Baldwin says he sets the bar high and puts a lot of pressure on himself to exceed those expectations.
“One of my biggest things I keep hearing from people is not to have a sophomore slump,” Baldwin said. “One of my biggest things right now is to be perfect every day. Right now I’m working on my third perfect day with no drops and no missed assignments. So, not at all, I think I have so much more to prove and so much more I’m capable of.”
Baldwin would like to prove he’s a complete receiver and not a person who can only play in the slot. But the Stanford graduate said the team has not talked to him about playing as an outside receiver.

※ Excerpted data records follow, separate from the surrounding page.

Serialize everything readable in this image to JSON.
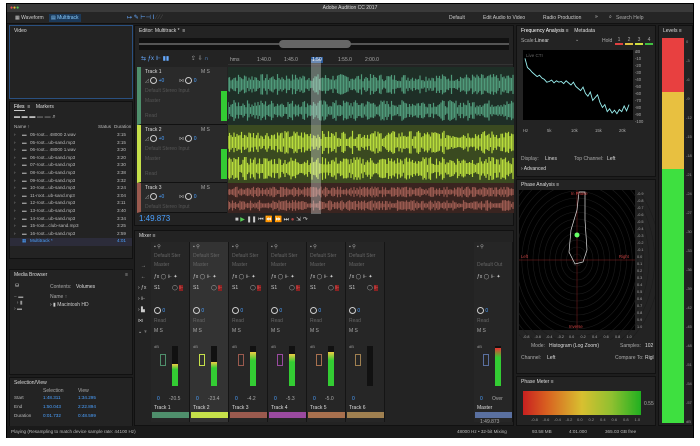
{
  "window": {
    "title": "Adobe Audition CC 2017"
  },
  "toolbar": {
    "waveform": "Waveform",
    "multitrack": "Multitrack",
    "workspaces": [
      "Default",
      "Edit Audio to Video",
      "Radio Production"
    ],
    "more": "»",
    "search_placeholder": "Search Help"
  },
  "video_panel": {
    "title": "Video"
  },
  "files_panel": {
    "tabs": [
      "Files",
      "Markers"
    ],
    "columns": [
      "Name ↑",
      "Status",
      "Duration"
    ],
    "files": [
      {
        "name": "05-root... 48000 2.wav",
        "duration": "3:15"
      },
      {
        "name": "05-root...ub-sand.mp3",
        "duration": "3:15"
      },
      {
        "name": "06-root... 48000 1.wav",
        "duration": "3:20"
      },
      {
        "name": "06-root...ub-sand.mp3",
        "duration": "3:20"
      },
      {
        "name": "07-root...ub-sand.mp3",
        "duration": "3:30"
      },
      {
        "name": "08-root...ub-sand.mp3",
        "duration": "3:38"
      },
      {
        "name": "09-root...ub-sand.mp3",
        "duration": "3:32"
      },
      {
        "name": "10-root...ub-sand.mp3",
        "duration": "3:24"
      },
      {
        "name": "11-root...ub-sand.mp3",
        "duration": "3:04"
      },
      {
        "name": "12-root...ub-sand.mp3",
        "duration": "3:11"
      },
      {
        "name": "13-root...ub-sand.mp3",
        "duration": "3:40"
      },
      {
        "name": "14-root...ub-sand.mp3",
        "duration": "3:34"
      },
      {
        "name": "15-root...club-sand.mp3",
        "duration": "3:25"
      },
      {
        "name": "16-root...ub-sand.mp3",
        "duration": "2:59"
      }
    ],
    "session": {
      "name": "Multitrack *",
      "duration": "4:01"
    }
  },
  "media_browser": {
    "title": "Media Browser",
    "contents_label": "Contents:",
    "contents_value": "Volumes",
    "name_col": "Name ↑",
    "volume": "Macintosh HD"
  },
  "selection_view": {
    "title": "Selection/View",
    "col_selection": "Selection",
    "col_view": "View",
    "rows": [
      {
        "label": "Start",
        "selection": "1:48.311",
        "view": "1:34.295"
      },
      {
        "label": "End",
        "selection": "1:50.043",
        "view": "2:22.894"
      },
      {
        "label": "Duration",
        "selection": "0:01.732",
        "view": "0:48.599"
      }
    ]
  },
  "editor": {
    "title": "Editor: Multitrack *",
    "ruler": [
      "hms",
      "1:40.0",
      "1:45.0",
      "1:50",
      "1:55.0",
      "2:00.0"
    ],
    "current_time": "1:49.873",
    "tracks": [
      {
        "name": "Track 1",
        "volume": "+0",
        "pan": "0",
        "input": "Default Stereo Input",
        "output": "Master",
        "mode": "Read",
        "color": "#4f8f6c",
        "wave": "#4f9a7a"
      },
      {
        "name": "Track 2",
        "volume": "+0",
        "pan": "0",
        "input": "Default Stereo Input",
        "output": "Master",
        "mode": "Read",
        "color": "#c5e04a",
        "wave": "#b8dc3c"
      },
      {
        "name": "Track 3",
        "volume": "+0",
        "pan": "0",
        "input": "Default Stereo Input",
        "output": "Master",
        "mode": "Read",
        "color": "#9a5a4e",
        "wave": "#9a5a50"
      }
    ]
  },
  "mixer": {
    "title": "Mixer",
    "input": "Default Ster",
    "output": "Master",
    "mode": "Read",
    "send": "S1",
    "pan": "0",
    "strips": [
      {
        "name": "Track 1",
        "pan": "0",
        "level": "-20.5",
        "fill": 0.55,
        "color": "#4f8f6c"
      },
      {
        "name": "Track 2",
        "pan": "0",
        "level": "-23.4",
        "fill": 0.6,
        "color": "#c5e04a"
      },
      {
        "name": "Track 3",
        "pan": "0",
        "level": "-4.2",
        "fill": 0.85,
        "color": "#9a5a4e"
      },
      {
        "name": "Track 4",
        "pan": "0",
        "level": "-5.3",
        "fill": 0.8,
        "color": "#9a4aa0"
      },
      {
        "name": "Track 5",
        "pan": "0",
        "level": "-5.0",
        "fill": 0.85,
        "color": "#a8704e"
      },
      {
        "name": "Track 6",
        "pan": "0",
        "level": "",
        "fill": 0,
        "color": "#a08050"
      }
    ],
    "master": {
      "name": "Master",
      "output": "Default Out",
      "pan": "0",
      "level": "Over",
      "fill": 0.95,
      "color": "#5a70a0",
      "time": "1:49.873"
    }
  },
  "frequency_analysis": {
    "tabs": [
      "Frequency Analysis",
      "Metadata"
    ],
    "scale_label": "Scale:",
    "scale": "Linear",
    "hold_label": "Hold",
    "holds": [
      "1",
      "2",
      "3",
      "4"
    ],
    "hold_colors": [
      "#e04040",
      "#e0c040",
      "#d0e040",
      "#40c040"
    ],
    "channel_tag": "Live CTI",
    "x_ticks": [
      "Hz",
      "5k",
      "10k",
      "15k",
      "20k"
    ],
    "y_ticks": [
      "dB",
      "-10",
      "-20",
      "-30",
      "-40",
      "-50",
      "-60",
      "-70",
      "-80",
      "-90",
      "-100"
    ],
    "display_label": "Display:",
    "display": "Lines",
    "top_channel_label": "Top Channel:",
    "top_channel": "Left",
    "advanced": "Advanced",
    "spectrum_db": [
      -12,
      -25,
      -28,
      -32,
      -35,
      -38,
      -36,
      -40,
      -42,
      -46,
      -45,
      -43,
      -47,
      -44,
      -46,
      -45,
      -48,
      -44,
      -47,
      -50,
      -46,
      -52,
      -55,
      -58,
      -53,
      -62,
      -66,
      -60,
      -72,
      -68,
      -64,
      -75,
      -82,
      -78,
      -88,
      -84,
      -90,
      -86,
      -91,
      -85,
      -88,
      -80,
      -87,
      -78
    ]
  },
  "phase_analysis": {
    "title": "Phase Analysis",
    "labels": {
      "top": "In Phase",
      "left": "Left",
      "right": "Right",
      "bottom": "Inverse"
    },
    "x_ticks": [
      "-0.8",
      "-0.6",
      "-0.4",
      "-0.2",
      "0.0",
      "0.2",
      "0.4",
      "0.6",
      "0.8",
      "1.0"
    ],
    "y_ticks": [
      "-0.9",
      "-0.8",
      "-0.7",
      "-0.6",
      "-0.5",
      "-0.4",
      "-0.3",
      "-0.2",
      "-0.1",
      "0.0",
      "0.1",
      "0.2",
      "0.3",
      "0.4",
      "0.5",
      "0.6",
      "0.7",
      "0.8",
      "0.9",
      "1.0"
    ],
    "mode_label": "Mode:",
    "mode": "Histogram (Log Zoom)",
    "samples_label": "Samples:",
    "samples": "102",
    "channel_label": "Channel:",
    "channel": "Left",
    "compare_label": "Compare To:",
    "compare": "Rigl"
  },
  "phase_meter": {
    "title": "Phase Meter",
    "value": "0.55",
    "ticks": [
      "-0.8",
      "-0.6",
      "-0.4",
      "-0.2",
      "0.0",
      "0.2",
      "0.4",
      "0.6",
      "0.8",
      "1.0"
    ]
  },
  "levels": {
    "title": "Levels",
    "ticks": [
      "0",
      "-3",
      "-6",
      "-9",
      "-12",
      "-15",
      "-18",
      "-21",
      "-24",
      "-27",
      "-30",
      "-33",
      "-36",
      "-39",
      "-42",
      "-45",
      "-48",
      "-51",
      "-54",
      "-57",
      "dB"
    ]
  },
  "status": {
    "left": "Playing (Resampling to match device sample rate: 44100 Hz)",
    "format": "48000 Hz • 32-bit Mixing",
    "size": "93.58 MB",
    "duration": "4:01.000",
    "free": "365.03 GB free"
  }
}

Seattle general manager John Schneider said he’s more concerned with Baldwin growing into his role as one of the best slot receivers in the game.
“He can play outside, but he can be a dominant inside player,” Schneider said. “He’s got a real natural feel for sitting down in a zone, stemming guys and breaking off outside. He’s got really quick hands, and real long arms.”
Receivers Sidney Rice and Kris Durham were active and running routes at Seattle’s offseason conditioning workout on Thursday but wore red jerseys to signal no contact, as did sixth-round draft pick strong safety Winston Guy. All three players are recovering from offseason shoulder surgeries. Offensive tackle James Carpenter continues to show incremental progress six months after knee surgery to fix a torn anterior cruciate liagment. The former Alabama player worked off to the side on his stance and starts. He was taking reach steps coming out of his stance and putting pressure on his knee. Wagner worked with the first unit at middle linebacker, flanked by outside linebackers Wright and Hill.firstname.lastname@example.org 253-597-8437 blog.thenewstribune.com/seahawks @eric_d_williams